Today, the Supreme Court of the United States made history and allowed America to overturn the gay marriage bans that had infiltrated state constitutions and laws for far too long.
Today the Supreme Court of the United States issued an order that said if I choose to marry a man, my partner, that I could, that it was effectively the law of the land.
This morning, I stood in my shower and just beamed from ear to ear, for I thought that this day would come but much, much, much further into the future, when I was old and gray, and perhaps had 15 cats and was living a life of solitude.
Instead, I am in my thirties, and see what so many people had fought for come to fruition.
I’ve always lived my life as an openly gay man, but still there was something missing.
Today, the Supreme Court says that my love is valid, and must be recognized as such.

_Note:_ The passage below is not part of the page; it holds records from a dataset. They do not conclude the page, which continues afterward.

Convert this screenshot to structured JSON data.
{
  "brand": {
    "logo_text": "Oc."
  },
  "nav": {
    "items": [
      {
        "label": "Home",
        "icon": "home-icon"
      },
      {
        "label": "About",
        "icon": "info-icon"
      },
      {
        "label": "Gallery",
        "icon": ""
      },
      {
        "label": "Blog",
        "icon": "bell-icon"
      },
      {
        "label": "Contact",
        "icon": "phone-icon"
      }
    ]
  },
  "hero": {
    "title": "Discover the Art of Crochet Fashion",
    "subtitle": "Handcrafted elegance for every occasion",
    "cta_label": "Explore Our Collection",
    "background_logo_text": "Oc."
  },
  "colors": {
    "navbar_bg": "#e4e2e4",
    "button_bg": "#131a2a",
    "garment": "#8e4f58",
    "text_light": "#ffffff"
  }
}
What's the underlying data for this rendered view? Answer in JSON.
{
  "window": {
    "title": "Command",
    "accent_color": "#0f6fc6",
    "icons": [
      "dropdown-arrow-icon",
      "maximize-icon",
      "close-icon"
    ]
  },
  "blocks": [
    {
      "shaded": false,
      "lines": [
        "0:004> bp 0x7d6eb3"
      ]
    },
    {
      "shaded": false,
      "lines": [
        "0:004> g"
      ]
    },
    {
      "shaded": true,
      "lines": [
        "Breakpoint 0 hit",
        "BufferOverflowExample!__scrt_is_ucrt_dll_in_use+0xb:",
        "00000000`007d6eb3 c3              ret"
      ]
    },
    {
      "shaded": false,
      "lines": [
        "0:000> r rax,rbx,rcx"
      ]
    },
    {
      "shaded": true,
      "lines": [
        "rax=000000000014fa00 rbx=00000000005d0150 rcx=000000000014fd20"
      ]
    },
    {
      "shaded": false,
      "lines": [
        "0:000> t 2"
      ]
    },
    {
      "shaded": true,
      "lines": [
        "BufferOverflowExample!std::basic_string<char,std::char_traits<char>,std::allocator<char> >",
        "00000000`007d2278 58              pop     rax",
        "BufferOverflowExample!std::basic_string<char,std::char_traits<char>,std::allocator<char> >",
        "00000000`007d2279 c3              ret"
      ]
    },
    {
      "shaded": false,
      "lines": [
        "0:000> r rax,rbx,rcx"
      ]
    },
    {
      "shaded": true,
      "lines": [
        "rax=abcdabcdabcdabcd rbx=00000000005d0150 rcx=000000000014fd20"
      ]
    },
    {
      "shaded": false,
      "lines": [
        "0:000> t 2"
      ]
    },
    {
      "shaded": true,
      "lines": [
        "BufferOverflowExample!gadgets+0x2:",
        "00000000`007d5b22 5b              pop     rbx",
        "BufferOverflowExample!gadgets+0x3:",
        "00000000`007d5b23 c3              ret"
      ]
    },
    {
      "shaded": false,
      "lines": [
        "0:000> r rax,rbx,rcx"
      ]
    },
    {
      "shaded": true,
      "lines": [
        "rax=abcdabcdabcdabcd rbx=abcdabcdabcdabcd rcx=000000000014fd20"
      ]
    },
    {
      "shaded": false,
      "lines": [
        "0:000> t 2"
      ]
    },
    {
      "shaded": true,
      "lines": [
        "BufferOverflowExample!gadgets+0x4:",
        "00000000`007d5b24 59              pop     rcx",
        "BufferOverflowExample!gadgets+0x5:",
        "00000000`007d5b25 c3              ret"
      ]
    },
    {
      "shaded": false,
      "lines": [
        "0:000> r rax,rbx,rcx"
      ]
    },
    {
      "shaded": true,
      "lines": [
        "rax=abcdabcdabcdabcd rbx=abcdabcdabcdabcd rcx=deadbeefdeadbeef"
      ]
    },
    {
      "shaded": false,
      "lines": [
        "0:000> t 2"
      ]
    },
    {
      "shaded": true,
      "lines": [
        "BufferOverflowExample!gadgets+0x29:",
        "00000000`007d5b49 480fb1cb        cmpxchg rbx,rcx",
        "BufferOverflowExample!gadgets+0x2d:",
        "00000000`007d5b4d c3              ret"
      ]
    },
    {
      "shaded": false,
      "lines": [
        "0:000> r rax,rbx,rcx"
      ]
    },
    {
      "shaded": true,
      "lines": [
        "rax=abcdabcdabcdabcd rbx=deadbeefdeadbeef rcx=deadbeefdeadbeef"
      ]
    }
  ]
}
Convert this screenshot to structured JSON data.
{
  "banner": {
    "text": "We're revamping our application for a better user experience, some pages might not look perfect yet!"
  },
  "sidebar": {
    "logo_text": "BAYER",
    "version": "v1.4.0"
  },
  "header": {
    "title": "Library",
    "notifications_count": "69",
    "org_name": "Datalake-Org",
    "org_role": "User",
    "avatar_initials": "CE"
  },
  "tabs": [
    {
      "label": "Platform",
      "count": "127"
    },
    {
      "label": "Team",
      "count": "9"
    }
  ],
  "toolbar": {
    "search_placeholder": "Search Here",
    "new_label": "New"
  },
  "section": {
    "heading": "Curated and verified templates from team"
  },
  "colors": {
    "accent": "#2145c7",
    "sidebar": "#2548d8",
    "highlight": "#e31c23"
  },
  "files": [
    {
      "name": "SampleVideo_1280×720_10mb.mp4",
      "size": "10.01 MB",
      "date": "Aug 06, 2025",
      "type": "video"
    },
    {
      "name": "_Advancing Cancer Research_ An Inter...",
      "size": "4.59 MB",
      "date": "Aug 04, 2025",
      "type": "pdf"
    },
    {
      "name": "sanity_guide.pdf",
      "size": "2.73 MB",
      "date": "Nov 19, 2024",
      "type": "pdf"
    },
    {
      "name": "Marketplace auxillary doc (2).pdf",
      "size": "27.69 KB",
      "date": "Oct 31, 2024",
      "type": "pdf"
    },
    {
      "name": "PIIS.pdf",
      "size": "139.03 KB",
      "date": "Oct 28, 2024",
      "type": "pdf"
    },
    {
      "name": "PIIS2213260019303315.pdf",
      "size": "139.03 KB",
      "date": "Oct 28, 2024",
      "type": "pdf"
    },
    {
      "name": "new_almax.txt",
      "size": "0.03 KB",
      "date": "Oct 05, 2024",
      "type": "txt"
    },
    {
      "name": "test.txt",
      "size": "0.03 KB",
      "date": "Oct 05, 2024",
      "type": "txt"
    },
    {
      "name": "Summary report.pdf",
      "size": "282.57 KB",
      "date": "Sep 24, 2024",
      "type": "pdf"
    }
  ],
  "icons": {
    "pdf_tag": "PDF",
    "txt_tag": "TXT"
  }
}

No union is more profound than marriage, for it embodies the highest ideals of love, fidelity, devotion, sacrifice, and family. In forming a marital union, two people become something greater than once they were. As some of the petitioners in these cases demonstrate, marriage embodies a love that may endure even past death. It would misunderstand these men and women to say they disrespect the idea of marriage. Their plea is that they do respect it, respect it so deeply that they seek to find its fulfillment for themselves. Their hope is not to be condemned to live in loneliness, excluded from one of civilization’s oldest institutions. They ask for equal dignity in the eyes of the law. The Constitution grants them that right. The judgment of the Court of Appeals for the Sixth Circuit is reversed. It is so ordered. –Supreme Court Majority Opinion, Justice Anthony Kennedy
I never needed their validation to love the men I’ve loved, to be a gay man, but it’s nice to know that now there are laws that protect me as opposed to laws that try to squelch and oppress me.
This is truly an historic day, and I am so pleased and proud to be a part of this monumental decision, if only cursory and supporting from the sidelines.
I had no direct impact in the outcome of this case, as many of us didn’t — save for living our lives as authentically and truthfully as we could as proud gay and lesbian, trans and cis-gendered men and women.
Thank you to all who have given so much more so incredibly selflessly to fight for our rights. As President Obama said, this decision has… “made our union a little more perfect.”